Maxine Smith Remembered by Friends as Passionate and Tenacious

(Memphis) Memphis civil rights leader Maxine Smith is being remembered for her tenacity and passion. Friday she passed away. She was 83.

“When it comes to Maxine Smith I don’t think we I don’t think Webster has managed to compile words sufficient to express the gravity of her contributions,” Mayor A C Wharton said.

Her contributions may never be measured.

“She stands in the ranks of Nelson Mandela and other true pioneers,” he said.

Maxine Smith was a pioneer for civil rights.

“She was a warrior. So proud of her. She will be missed by me,” longtime friend State Representative Johnnie Turner said.
Turner summed up her mentor’s legacy with one word, passion.

“She was passionate about education, passionate about poor people, passionate about the political process and understanding that a vote-less people was a hopeless people,” Turner said.

Smith had deep commitment to education. Turner said she saw the consolidation of Memphis and Selby County schools as a big accomplishment.

“That was one of the greatest victories because she had fought so long,” Turner said.

Smith’s fight for equality began in Memphis in 1957, after she was turned away from what is now the University of Memphis because of the color of her skin.

“That was the best thing that ever happened. She came straight to the NAACP office,”Turner said.

She filed suit against the school, and two years later, the first black students were admitted.

She became an executive secretary with the NAACP, a position she held more than 30 years.

She lead protest to end segregation in Memphis Public Schools and Businesses. She also lead the rise of black political power in Memphis.

“She recognized that unless you have people in power to make those decisions that it was not going to happen,” Turner said.

Dr. Willie Herenton became the first African American superintendent and elected mayor in Memphis.
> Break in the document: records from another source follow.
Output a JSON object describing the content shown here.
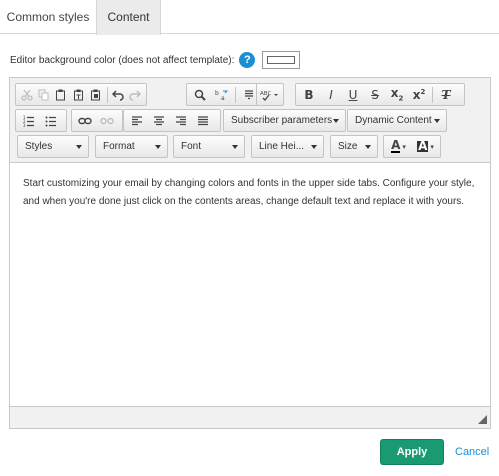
{
  "tabs": [
    {
      "label": "Common styles",
      "active": false
    },
    {
      "label": "Content",
      "active": true
    }
  ],
  "background": {
    "label": "Editor background color (does not affect template):",
    "help_symbol": "?",
    "color": "#ffffff"
  },
  "toolbar": {
    "row1": {
      "clipboard": [
        "cut-icon",
        "copy-icon",
        "paste-icon",
        "paste-text-icon",
        "paste-word-icon"
      ],
      "history": [
        "undo-icon",
        "redo-icon"
      ],
      "find": [
        "find-icon",
        "replace-icon"
      ],
      "misc": [
        "select-all-icon"
      ],
      "spell_label": "ABC",
      "format": {
        "bold": "B",
        "italic": "I",
        "underline": "U",
        "strike": "S",
        "subscript": "x",
        "superscript": "x",
        "remove": "T"
      }
    },
    "row2": {
      "lists": [
        "numbered-list-icon",
        "bulleted-list-icon"
      ],
      "links": [
        "link-icon",
        "unlink-icon"
      ],
      "align": [
        "align-left-icon",
        "align-center-icon",
        "align-right-icon",
        "align-justify-icon"
      ],
      "subscriber_parameters": "Subscriber parameters",
      "dynamic_content": "Dynamic Content"
    },
    "row3": {
      "styles": "Styles",
      "format": "Format",
      "font": "Font",
      "line_height": "Line Hei...",
      "size": "Size",
      "text_color_letter": "A",
      "bg_color_letter": "A"
    }
  },
  "content": {
    "text": "Start customizing your email by changing colors and fonts in the upper side tabs. Configure your style, and when you're done just click on the contents areas, change default text and replace it with yours."
  },
  "buttons": {
    "apply": "Apply",
    "cancel": "Cancel"
  },
  "colors": {
    "accent": "#1a9a72",
    "link": "#1a8fd4"
  }
}
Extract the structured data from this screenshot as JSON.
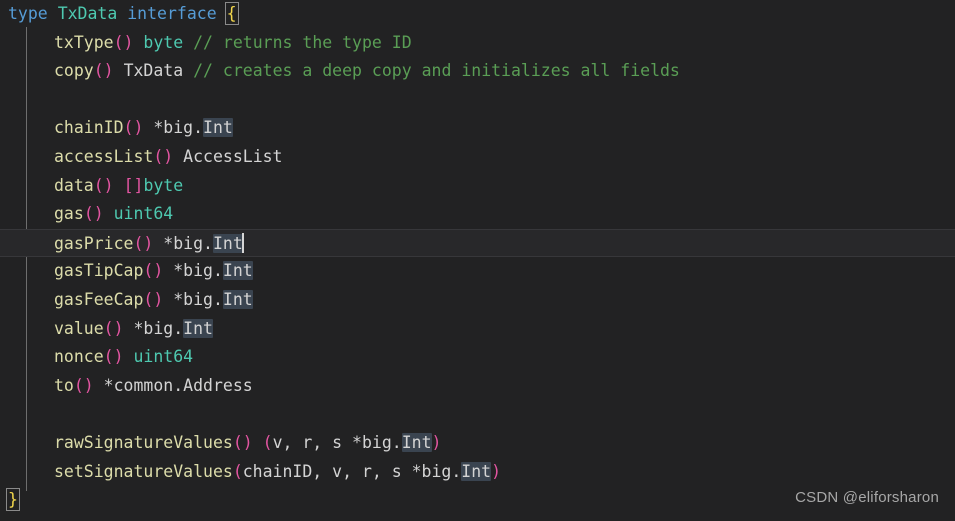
{
  "editor": {
    "language": "go",
    "background_color": "#222223",
    "current_line_color": "#28282a",
    "occurrence_highlight_color": "#3a4450",
    "caret_color": "#d6d6d6",
    "indent_guide_color": "#6e6e6e",
    "colors": {
      "keyword": "#569cd6",
      "type": "#4ec9b0",
      "function": "#dcdcaa",
      "punctuation": "#e255a1",
      "plain": "#d4d4d4",
      "comment": "#5a9e55",
      "brace": "#f3d74c"
    }
  },
  "code": {
    "l1": {
      "kw_type": "type",
      "name": "TxData",
      "kw_interface": "interface",
      "brace": "{"
    },
    "l2": {
      "fn": "txType",
      "parens": "()",
      "sp": " ",
      "type": "byte",
      "comment": "// returns the type ID"
    },
    "l3": {
      "fn": "copy",
      "parens": "()",
      "sp": " ",
      "ret": "TxData",
      "comment": "// creates a deep copy and initializes all fields"
    },
    "l5": {
      "fn": "chainID",
      "parens": "()",
      "pre": " *big.",
      "occ": "Int"
    },
    "l6": {
      "fn": "accessList",
      "parens": "()",
      "pre": " ",
      "ret": "AccessList"
    },
    "l7": {
      "fn": "data",
      "parens": "()",
      "sp": " ",
      "brackets": "[]",
      "type": "byte"
    },
    "l8": {
      "fn": "gas",
      "parens": "()",
      "sp": " ",
      "type": "uint64"
    },
    "l9": {
      "fn": "gasPrice",
      "parens": "()",
      "pre": " *big.",
      "occ": "Int"
    },
    "l10": {
      "fn": "gasTipCap",
      "parens": "()",
      "pre": " *big.",
      "occ": "Int"
    },
    "l11": {
      "fn": "gasFeeCap",
      "parens": "()",
      "pre": " *big.",
      "occ": "Int"
    },
    "l12": {
      "fn": "value",
      "parens": "()",
      "pre": " *big.",
      "occ": "Int"
    },
    "l13": {
      "fn": "nonce",
      "parens": "()",
      "sp": " ",
      "type": "uint64"
    },
    "l14": {
      "fn": "to",
      "parens": "()",
      "pre": " *common.Address"
    },
    "l16": {
      "fn": "rawSignatureValues",
      "parens": "()",
      "open": " (",
      "params": "v, r, s *big.",
      "occ": "Int",
      "close": ")"
    },
    "l17": {
      "fn": "setSignatureValues",
      "open": "(",
      "params": "chainID, v, r, s *big.",
      "occ": "Int",
      "close": ")"
    },
    "l18": {
      "brace": "}"
    }
  },
  "watermark": {
    "text": "CSDN @eliforsharon"
  }
}
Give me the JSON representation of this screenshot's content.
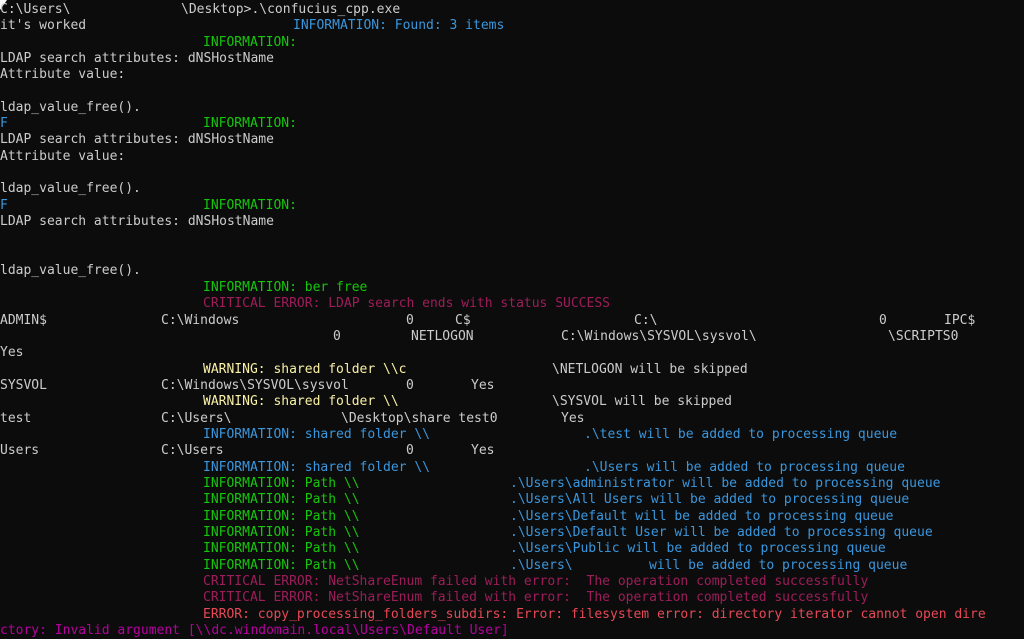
{
  "terminal": {
    "prompt": "C:\\Users\\",
    "prompt_cont": "\\Desktop>.\\confucius_cpp.exe",
    "worked": "it's worked",
    "info_found": "INFORMATION: Found: 3 items",
    "information": "INFORMATION:",
    "ldap_attrs": "LDAP search attributes: dNSHostName",
    "attr_value": "Attribute value:",
    "ldap_free": "ldap_value_free().",
    "ber_free": "INFORMATION: ber free",
    "critical_ldap": "CRITICAL ERROR: LDAP search ends with status SUCCESS",
    "shares": {
      "admin_name": "ADMIN$",
      "admin_path": "C:\\Windows",
      "admin_type": "0",
      "c_name": "C$",
      "c_path": "C:\\",
      "c_type": "0",
      "ipc_name": "IPC$",
      "ipc_type": "0",
      "netlogon_name": "NETLOGON",
      "netlogon_path": "C:\\Windows\\SYSVOL\\sysvol\\",
      "scripts": "\\SCRIPTS0",
      "yes": "Yes",
      "sysvol_name": "SYSVOL",
      "sysvol_path": "C:\\Windows\\SYSVOL\\sysvol",
      "sysvol_type": "0",
      "test_name": "test",
      "test_path_a": "C:\\Users\\",
      "test_path_b": "\\Desktop\\share test0",
      "users_name": "Users",
      "users_path": "C:\\Users",
      "users_type": "0"
    },
    "warn_netlogon_a": "WARNING: shared folder \\\\c",
    "warn_netlogon_b": "\\NETLOGON will be skipped",
    "warn_sysvol_a": "WARNING: shared folder \\\\",
    "warn_sysvol_b": "\\SYSVOL will be skipped",
    "info_test_a": "INFORMATION: shared folder \\\\",
    "info_test_b": ".\\test will be added to processing queue",
    "info_users_a": "INFORMATION: shared folder \\\\",
    "info_users_b": ".\\Users will be added to processing queue",
    "path_prefix": "INFORMATION: Path \\\\",
    "path_admin": ".\\Users\\administrator will be added to processing queue",
    "path_all": ".\\Users\\All Users will be added to processing queue",
    "path_default": ".\\Users\\Default will be added to processing queue",
    "path_default_user": ".\\Users\\Default User will be added to processing queue",
    "path_public": ".\\Users\\Public will be added to processing queue",
    "path_users_b": "will be added to processing queue",
    "path_users_a": ".\\Users\\",
    "crit_netshare_1": "CRITICAL ERROR: NetShareEnum failed with error:  The operation completed successfully",
    "crit_netshare_2": "CRITICAL ERROR: NetShareEnum failed with error:  The operation completed successfully",
    "error_line": "ERROR: copy_processing_folders_subdirs: Error: filesystem error: directory iterator cannot open dire",
    "error_wrap": "ctory: Invalid argument [\\\\dc.windomain.local\\Users\\Default User]",
    "glyph_f": "F"
  }
}
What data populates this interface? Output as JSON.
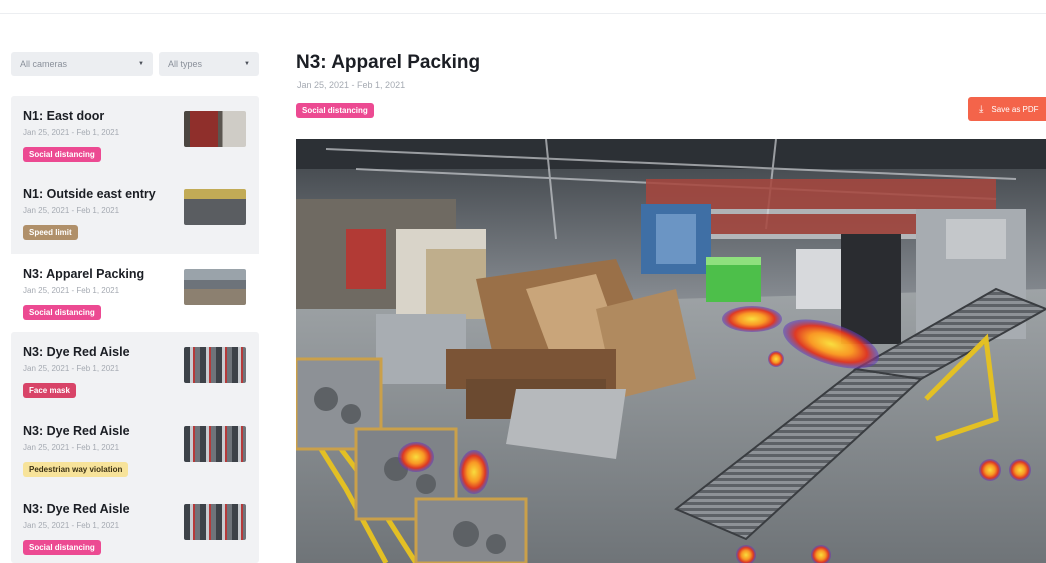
{
  "filters": {
    "cameras": "All cameras",
    "types": "All types"
  },
  "cards": [
    {
      "title": "N1: East door",
      "date": "Jan 25, 2021 - Feb 1, 2021",
      "badge": "Social distancing",
      "thumb": "east-door-camera-thumbnail"
    },
    {
      "title": "N1: Outside east entry",
      "date": "Jan 25, 2021 - Feb 1, 2021",
      "badge": "Speed limit",
      "thumb": "outside-east-entry-camera-thumbnail"
    },
    {
      "title": "N3: Apparel Packing",
      "date": "Jan 25, 2021 - Feb 1, 2021",
      "badge": "Social distancing",
      "thumb": "apparel-packing-camera-thumbnail"
    },
    {
      "title": "N3: Dye Red Aisle",
      "date": "Jan 25, 2021 - Feb 1, 2021",
      "badge": "Face mask",
      "thumb": "dye-red-aisle-camera-thumbnail"
    },
    {
      "title": "N3: Dye Red Aisle",
      "date": "Jan 25, 2021 - Feb 1, 2021",
      "badge": "Pedestrian way violation",
      "thumb": "dye-red-aisle-camera-thumbnail"
    },
    {
      "title": "N3: Dye Red Aisle",
      "date": "Jan 25, 2021 - Feb 1, 2021",
      "badge": "Social distancing",
      "thumb": "dye-red-aisle-camera-thumbnail"
    }
  ],
  "main": {
    "title": "N3: Apparel Packing",
    "date": "Jan 25, 2021 - Feb 1, 2021",
    "badge": "Social distancing",
    "save_label": "Save as PDF",
    "save_icon": "download-icon"
  },
  "colors": {
    "badge_social": "#ec4a92",
    "badge_speed": "#b0906a",
    "badge_mask": "#d84468",
    "badge_pedestrian": "#f7e39a",
    "save_button": "#f4644a",
    "card_group_bg": "#f1f2f4"
  }
}
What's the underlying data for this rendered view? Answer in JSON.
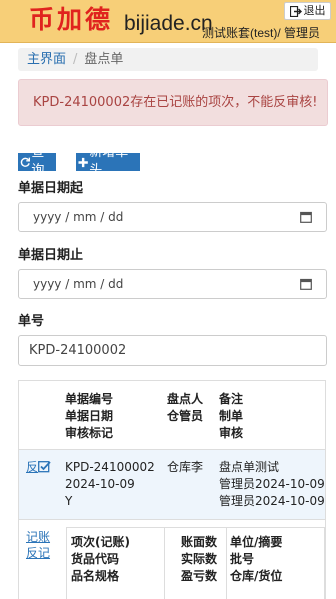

He credits Smith for his success.

“It is suffice to say I probably wouldn’t have become superintendent of schools at the age of 39 had their not been the leadership of Maxine Smith,” he said.
Vivacious and fearless, Maxine Smith made lives richer and fuller for the people and the city she loved.

“Maxine had a lot of fire. She had a lot of vigor and I think deep down inside of her she had very little tolerance for racial inequalities and injustices. I think she had a burning desire to break those barriers down,” Herenton said.